  2. RunTraveler says:

    Oh, thanks for the link! I’m an NPR junkie, but missed that story.

    Along similar lines – I recently read a book titled “Bad Shoes and the Women Who Love Them” that described foot binding in detail, then also drew parallels with modern footwear and the medical problems caused. As a runner, foot binding is about the worst torture I can imagine — but I also gave up my high heels years ago.Book review link: http://i-run-like-a-girl.blogs

  3. Joel Aaron says:

    Then there are disciplines which actually require toe-cramming to push the technical envelope – such as pointe-work in ballet, or steep routes in rock climbing.  When I climb I take my shoes off every chance I get (breaks, belaying, etc.).  But when I’m on the rock, I’m glad my feet are crammed into a somewhat tight shoe. You can do things you wouldn’t otherwise be able to do, and push your limits.

    But this is a different issue.  The post was about fashion, not function.

  4. James Harris says:

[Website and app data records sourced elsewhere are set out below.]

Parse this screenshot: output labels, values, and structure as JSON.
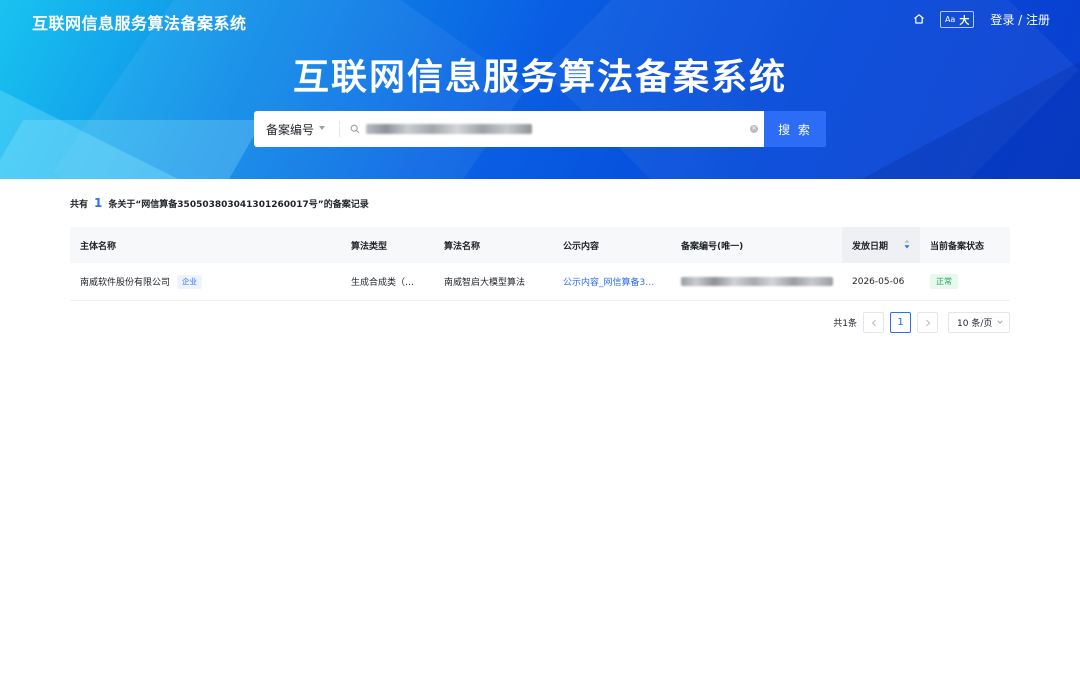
{
  "header": {
    "brand": "互联网信息服务算法备案系统",
    "font_toggle_small": "Aa",
    "font_toggle_big": "大",
    "login_label": "登录 / 注册"
  },
  "hero": {
    "title": "互联网信息服务算法备案系统"
  },
  "search": {
    "type_label": "备案编号",
    "button_label": "搜 索"
  },
  "results": {
    "summary_prefix": "共有",
    "count": "1",
    "summary_suffix": "条关于“网信算备350503803041301260017号”的备案记录"
  },
  "table": {
    "columns": [
      "主体名称",
      "算法类型",
      "算法名称",
      "公示内容",
      "备案编号(唯一)",
      "发放日期",
      "当前备案状态"
    ],
    "rows": [
      {
        "entity": "南威软件股份有限公司",
        "entity_tag": "企业",
        "algo_type": "生成合成类（…",
        "algo_name": "南威智启大模型算法",
        "public_content": "公示内容_网信算备3…",
        "issue_date": "2026-05-06",
        "status": "正常"
      }
    ]
  },
  "pagination": {
    "total": "共1条",
    "current_page": "1",
    "page_size": "10 条/页"
  },
  "colors": {
    "primary": "#2d6cf5",
    "status_green": "#22a45d"
  }
}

    Picked up a pair of VFF’s last week, and have been hesitant to put on any of my other pairs of shoes since.  Now I know why.  The thought of cramming my feet into shoes that deform my feet like that scares the crap out of me.

  5. Richard Ayotte says:

    My feet have absolutely been deformed by shoes and skates (I played alot of hockey when I was young) but my feet have slowly been looking more normal over the last couple of years with all the barefoot running. I pull my toes apart every chance that I get now and wear shoes only when I must.

  6. briderdt says:

    All I’ve got to say is “Ouch!”

  7. Samjohnson951 says:

    i cant believe a woman would go thru so much pain to feel beautiful what happened about we are all beautiful in our own way

Speak Your Mind

*

**Featured Running Gear Sale: Shoebuy - 20% Off Skechers Performance shoes and 20% OFF all technical running shoes with code 20APRIL (through 5/1)

Have a question about running shoes? Need helping choosing your next pair? Get help in the Runblogger Forum.

SAVE $$$ ON RUNNING SHOES AND GEAR
If you'd like to support the work done here on Runblogger, please consider making your next running shoe or gear purchase from one of the retailers below - you'll likely save a bit of $$$, and I'll get a small commission to help keep the site running and the blog posts flowing. Thank you for your support!

Running Warehouse - 10% Off With Code RUNBLOG10 (some exclusions apply)
TriVillage - 18% Off With Code RBTri18 (some exclusions apply)
Clever Training - 10% Off With Code RunBlogXJT (some exclusions apply)
Sportsshoes.com - UK-based but ships globally